By contrast Abra Stone, played by newcomer Kyleigh Curran, is overshadowed by McGregor and Ferguson, which is a shame since Curran doesn’t do anything wrong with the character. Abra has many moments where she shows agency and growth, but ultimately feels like out of place at times. She doesn’t quite mesh with the thematic struggles that Dan and Rose bring to the table, and at times feels more like a way to bring Dan and Rose into conflict.
The first two acts of Doctor Sleep are great, as a psychic cat-and-mouse game between Abra, Dan, and Rose escalates with deadly consequences. Although not as scary as most horror films, some scenes are downright disturbing and leaves the audience engaged and anxious the entire time.
The third act finds the trio returning to the Overlook Hotel for the final showdown, which unfortunately becomes a bit of a mixed bag, especially if you are a fan of Stanley Kubrick’s The Shining.
If you were not aware, Doctor Sleep is a sequel to The Shining, another adaptation of a Stephen King novel, and considered to be one of the greatest horror films ever made. Now, almost forty-years later, Flanagan was tasked with directing the sequel to a film that people have been calling a masterpiece for decades. No pressure.

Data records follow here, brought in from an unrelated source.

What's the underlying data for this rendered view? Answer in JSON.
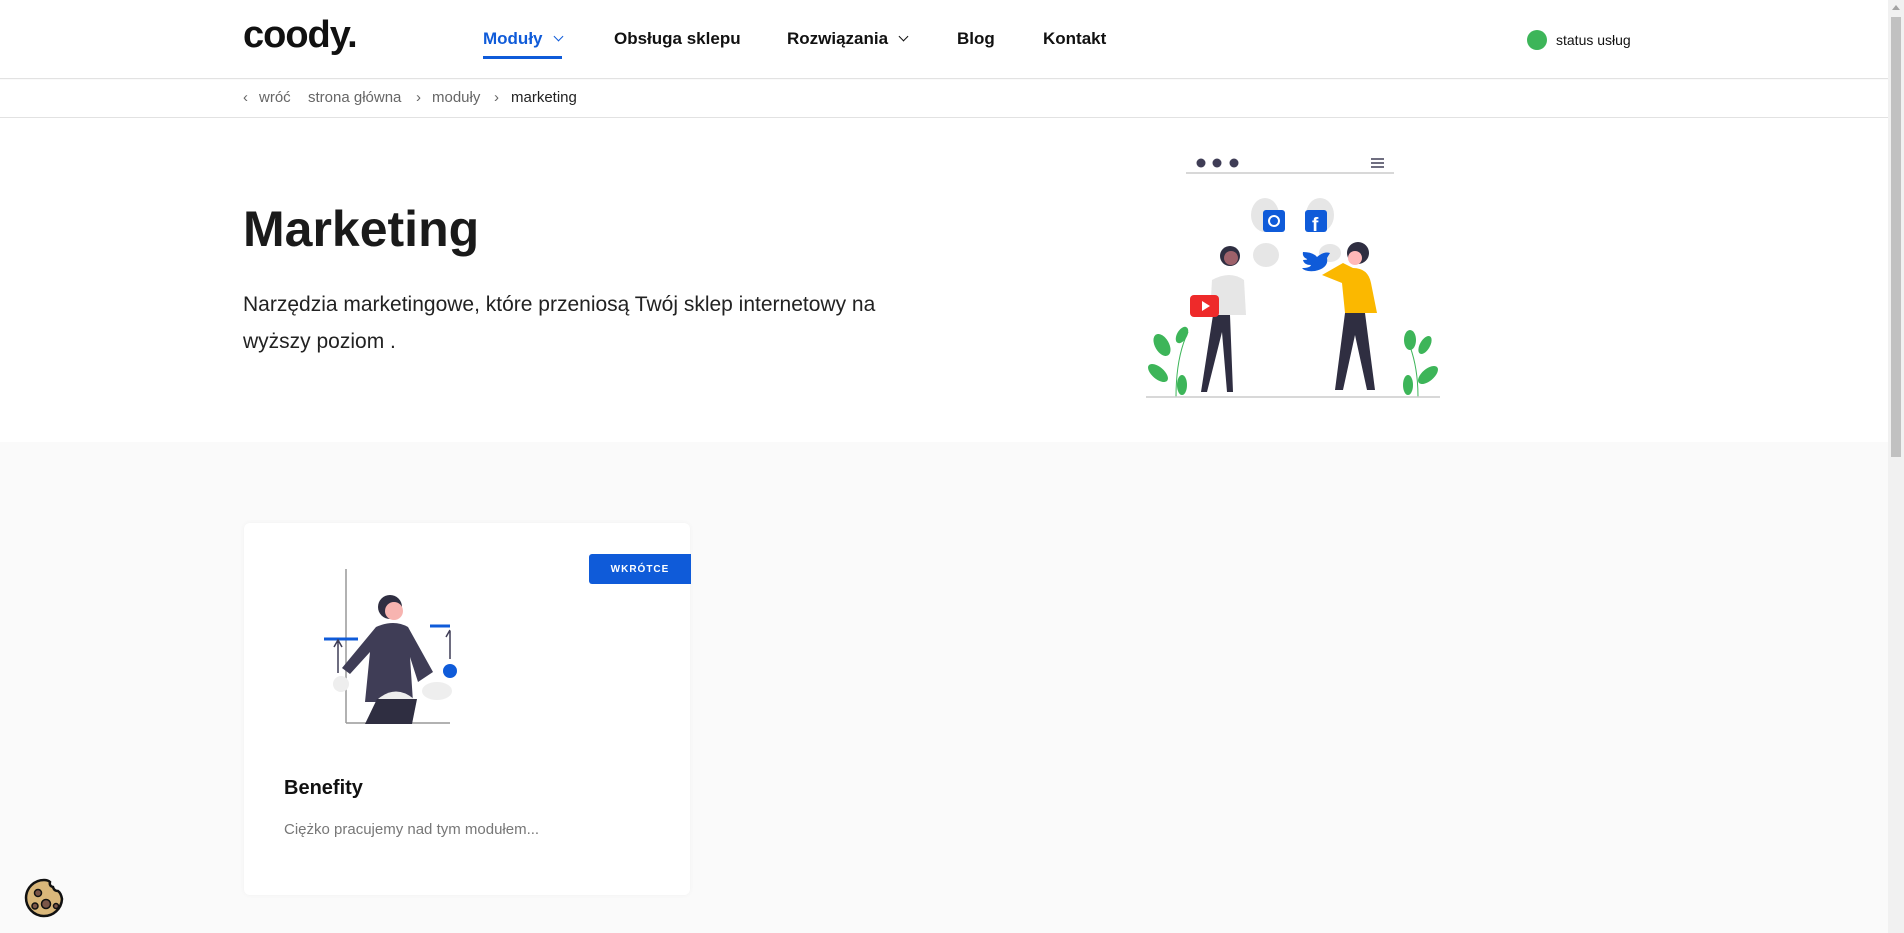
{
  "header": {
    "logo": "coody.",
    "nav": [
      {
        "label": "Moduły",
        "active": true,
        "dropdown": true
      },
      {
        "label": "Obsługa sklepu"
      },
      {
        "label": "Rozwiązania",
        "dropdown": true
      },
      {
        "label": "Blog"
      },
      {
        "label": "Kontakt"
      }
    ],
    "status_label": "status usług",
    "status_color": "#3db559",
    "accent": "#0f5bd9"
  },
  "breadcrumb": {
    "back": "wróć",
    "items": [
      "strona główna",
      "moduły",
      "marketing"
    ]
  },
  "hero": {
    "title": "Marketing",
    "description": "Narzędzia marketingowe, które przeniosą Twój sklep internetowy na wyższy poziom ."
  },
  "modules": [
    {
      "badge": "WKRÓTCE",
      "title": "Benefity",
      "description": "Ciężko pracujemy nad tym modułem..."
    }
  ],
  "icons": [
    "cookie-icon",
    "instagram-icon",
    "facebook-icon",
    "twitter-icon",
    "youtube-icon"
  ]
}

Despite the difficulty of this assignment, Flanagan has exceeded expectations with Doctor Sleep. While it is a continuation of The Shining, Doctor Sleep is very much its own story, with a different scope, tone, and scale than its predecessor. It also expands on the rules and mechanics of “shining,” crafting a brand-new mythology, whereas The Shining focused more on atmospheric horror.

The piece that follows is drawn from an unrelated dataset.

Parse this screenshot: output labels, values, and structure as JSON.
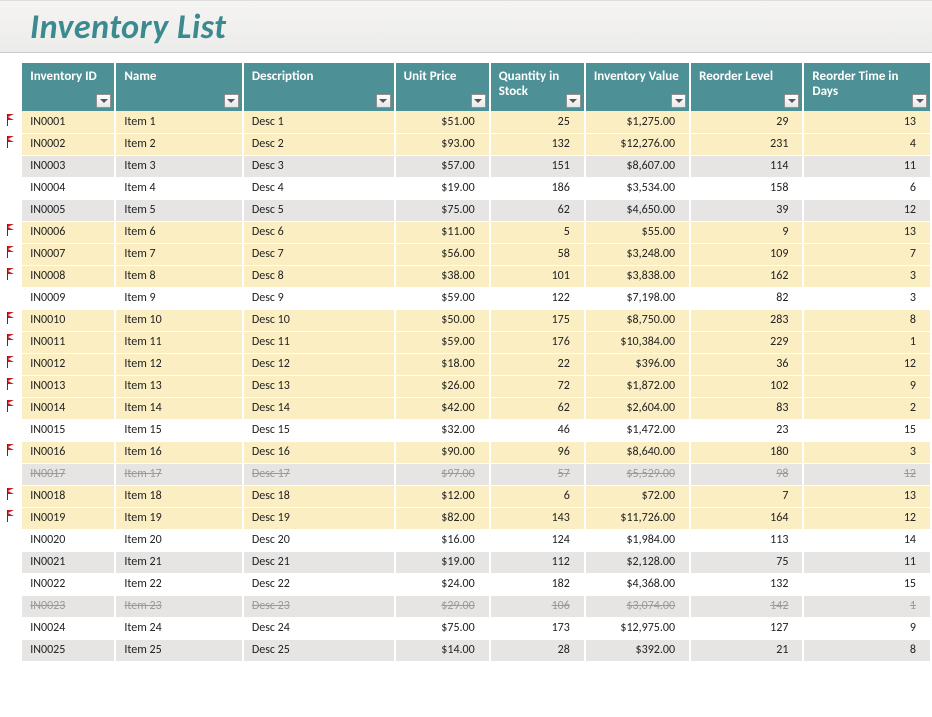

Flanagan recognizes this, and instead of attempting to recreate Kubrick’s acclaimed style, he uses his own, which draws out the strengths of the novel’s story to its fullest. However, Flanagan doesn’t flat out ignore Kubrick, and offers subtle homages throughout the first two acts.
It works spectacularly, and Doctor Sleep stands on its own as a great picture, and you don’t even need to see The Shining to appreciate it. If you have never seen The Shining you can still enjoy Doctor Sleep without feeling confused or isolated. However, if you are a Kubrick fanatic, Dan and Abra’s return to the Overlook may make or break the film for you.
In the third act Flanagan recreates some of the most iconic shots of The Shining with an attention to detail that only one with a huge respect for Kubrick can. Flanagan’s use of the original Shining score is powerful but not over done, and his homages to Kubrick’s style puts new context onto familiar settings. Additionally, seeing the same set of the condemned Overlook some forty years later is breath-taking. Watching Dan walk into the Gold Room the same way Jack Torrance did forty years ago is chilling, and my personal favorite moment of the film.
Where things go off the rails a bit is when Flanagan references the horrors of the Overlook. The Grady Twins, the woman in room 237, and the blood spilling out of the elevators all make an appearance, but they seem more like side show attractions this time around, especially when the ghosts of the Overlook are used as a plot device. Depending on how much you like Kubrick’s adaptation, this could feel anywhere from plain boring to sacrilege.
However, Doctor Sleep is enough of its own movie that comparing it to both Kubrick and King’s renditions of The Shining isn’t very fair. Doctor Sleep is very much its own entity, and it’s a shame that what bogs it down the most is the connection it has to its predecessor. Doctor Sleep is a fantastic film, and while he can’t compare to the directorial phenomenon that was Kubrick, Flanagan has created something worthy of your time, and if it pleases you, your scrutiny.